In the 14 years between its creation in 1990 and 2004, AGCO (NYSE:AGCO) set out on a mission to become one of the largest agriculture equipment suppliers in the world. During that time, the firm merged with and purchased 20 companies, spending about $2.5 billion, representing 4% of sales. After 2004, the company only bought two firms, and spent just $86 million.
Why should I care?
Well, the company went on a shopping spree for years; with each swift step from one purchase to the next, it came a little closer to securing enough footing to take on giants Deere (NYSE:DE) and CNH Global (NYSE:CNH).
The lack of buying activity since 2004 shows that the firm feels comfortable in its position to take on the top dogs, and it will likely continue to make operations more efficient. But in order to know if the company is gaining market share, we need to take a look at comparative revenue increases.

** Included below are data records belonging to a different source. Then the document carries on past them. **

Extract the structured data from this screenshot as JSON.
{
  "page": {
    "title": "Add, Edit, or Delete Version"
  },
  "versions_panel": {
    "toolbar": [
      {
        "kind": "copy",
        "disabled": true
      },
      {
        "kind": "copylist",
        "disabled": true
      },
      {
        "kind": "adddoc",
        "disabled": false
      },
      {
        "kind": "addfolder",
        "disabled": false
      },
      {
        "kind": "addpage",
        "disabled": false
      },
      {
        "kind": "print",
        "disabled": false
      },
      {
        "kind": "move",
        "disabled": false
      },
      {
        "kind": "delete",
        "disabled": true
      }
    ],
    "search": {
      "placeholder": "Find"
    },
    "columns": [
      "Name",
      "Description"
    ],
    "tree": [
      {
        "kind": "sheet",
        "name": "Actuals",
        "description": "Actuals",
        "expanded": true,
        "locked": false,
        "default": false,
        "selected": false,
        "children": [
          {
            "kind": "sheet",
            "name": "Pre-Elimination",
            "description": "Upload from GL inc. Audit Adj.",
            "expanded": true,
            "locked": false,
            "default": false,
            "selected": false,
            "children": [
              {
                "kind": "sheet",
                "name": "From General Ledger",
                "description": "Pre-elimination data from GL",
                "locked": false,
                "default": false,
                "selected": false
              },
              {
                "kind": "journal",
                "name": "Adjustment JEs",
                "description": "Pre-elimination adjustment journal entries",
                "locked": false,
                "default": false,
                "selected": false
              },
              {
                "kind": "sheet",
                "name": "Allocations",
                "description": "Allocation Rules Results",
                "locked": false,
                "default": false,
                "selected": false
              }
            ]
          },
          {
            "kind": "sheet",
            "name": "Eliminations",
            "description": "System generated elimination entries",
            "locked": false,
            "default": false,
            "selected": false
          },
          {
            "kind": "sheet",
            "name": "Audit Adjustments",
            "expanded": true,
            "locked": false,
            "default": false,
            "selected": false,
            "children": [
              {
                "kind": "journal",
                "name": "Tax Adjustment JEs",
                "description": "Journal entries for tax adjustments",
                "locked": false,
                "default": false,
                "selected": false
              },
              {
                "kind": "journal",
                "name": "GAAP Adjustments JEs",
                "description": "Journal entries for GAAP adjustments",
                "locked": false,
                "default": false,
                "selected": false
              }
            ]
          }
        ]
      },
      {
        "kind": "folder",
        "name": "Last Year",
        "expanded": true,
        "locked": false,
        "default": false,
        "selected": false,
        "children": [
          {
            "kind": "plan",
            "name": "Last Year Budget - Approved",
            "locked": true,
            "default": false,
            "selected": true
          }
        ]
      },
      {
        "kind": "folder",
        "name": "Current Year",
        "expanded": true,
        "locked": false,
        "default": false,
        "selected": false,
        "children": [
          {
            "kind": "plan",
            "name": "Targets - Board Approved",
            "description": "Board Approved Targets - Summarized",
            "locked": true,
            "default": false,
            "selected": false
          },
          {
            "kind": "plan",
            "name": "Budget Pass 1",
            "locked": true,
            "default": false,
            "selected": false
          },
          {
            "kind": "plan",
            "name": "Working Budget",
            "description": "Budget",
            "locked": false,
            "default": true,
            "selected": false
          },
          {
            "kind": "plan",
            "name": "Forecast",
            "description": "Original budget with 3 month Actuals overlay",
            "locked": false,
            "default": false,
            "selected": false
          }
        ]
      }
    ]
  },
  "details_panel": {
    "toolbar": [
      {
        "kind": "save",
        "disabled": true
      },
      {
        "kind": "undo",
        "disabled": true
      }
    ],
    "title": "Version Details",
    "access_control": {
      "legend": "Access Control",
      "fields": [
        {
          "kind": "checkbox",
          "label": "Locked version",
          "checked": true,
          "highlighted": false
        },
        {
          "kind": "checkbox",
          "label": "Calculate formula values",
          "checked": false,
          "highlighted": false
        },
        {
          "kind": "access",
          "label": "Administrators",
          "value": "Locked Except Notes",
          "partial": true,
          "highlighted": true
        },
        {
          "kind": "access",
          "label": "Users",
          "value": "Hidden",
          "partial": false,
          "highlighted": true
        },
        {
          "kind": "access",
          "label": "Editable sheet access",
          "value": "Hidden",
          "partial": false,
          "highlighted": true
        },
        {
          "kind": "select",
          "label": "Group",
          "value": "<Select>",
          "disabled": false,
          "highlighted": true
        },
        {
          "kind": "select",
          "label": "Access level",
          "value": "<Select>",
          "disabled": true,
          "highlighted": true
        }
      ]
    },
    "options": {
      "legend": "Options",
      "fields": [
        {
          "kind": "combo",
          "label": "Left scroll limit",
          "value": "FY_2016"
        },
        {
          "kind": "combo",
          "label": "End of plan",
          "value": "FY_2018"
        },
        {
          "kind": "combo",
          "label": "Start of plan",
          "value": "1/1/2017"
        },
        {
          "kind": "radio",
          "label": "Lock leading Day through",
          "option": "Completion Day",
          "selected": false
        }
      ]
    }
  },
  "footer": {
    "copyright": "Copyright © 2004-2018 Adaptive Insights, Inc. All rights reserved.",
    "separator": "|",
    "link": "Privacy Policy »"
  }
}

AGCO increased annual revenue by about 161% between 1997 and today. During the same period, Deere increased by 193% and CNH increased by 90%. The chart starts in 1997 because that is when CNH's revenue data started to be recorded. However, in taking a look at the earliest available data for AGCO, the company's revenue increased by 3,383%, compared to Deere's 408% increase.
But what has it done for me lately?
While these stats show AGCO's ability to go from being a small-cap company into a top player in the agriculture equipment industry, it doesn't provide much of an idea about what the firm can do while it is on top. After all, it is much easier to double up on $300 million than it is to double up on $10 billion. A more informative comparison is what the company has done since finishing its buying frenzy in 2004.
AGCO increased annual revenue by about 215% from 2004 to now. Deere increased it by 246% in the same period, while CNH increased revenue by 100%. Again, we see that AGCO is not keeping up with Deere's revenue increase, but it is beating CNH. This evidence begins to tell the picture that at the current pace, AGCO will take the second spot away from CNH in the years ahead. That makes me want to buy AGCO and sell CNH... but hold on.
Did you forget about costs?
As a matter of fact, I didn't. Revenue is great, but if the cost of generating it is too much, a company can go bankrupt very fast. The amount of money the firm is actually earning through profit margin can better tell the story about which is the strongest.
This chart shows that each company experienced similar fluctuations during the same quarters, and steady profits for all indicate that each firm can afford its revenue. But what I find the most interesting about this chart, is the frequency by which AGCO posted positive returns after 2004 compared to before that year, which is when it ended its buying frenzy. That means that as AGCO's operations have become more integrated, and the company has stopped spending a considerable amount on mergers and acquisitions, it has managed to keep a higher percentage of revenue.
OK, I guess you're onto something
The charts tell me two important points. First, AGCO's $2.5 billion worth of purchases from 1990 to 2004 has paid off in spades, as the company is earning higher returns as evidenced in the chart. Second, while AGCO hasn't been able to keep up with the momentum at Deere, it is on pace to overcome CHN as the second-largest agriculture equipment firm. But I wouldn't put it past AGCO to eventually take the top spot, considering its massive growth since 1990. This company is definitely worth a look in my book.
Phillip Woolgar has no position in any stocks mentioned. The Motley Fool has no position in any of the stocks mentioned. Try any of our Foolish newsletter services free for 30 days. We Fools may not all hold the same opinions, but we all believe that considering a diverse range of insights makes us better investors. The Motley Fool has a disclosure policy.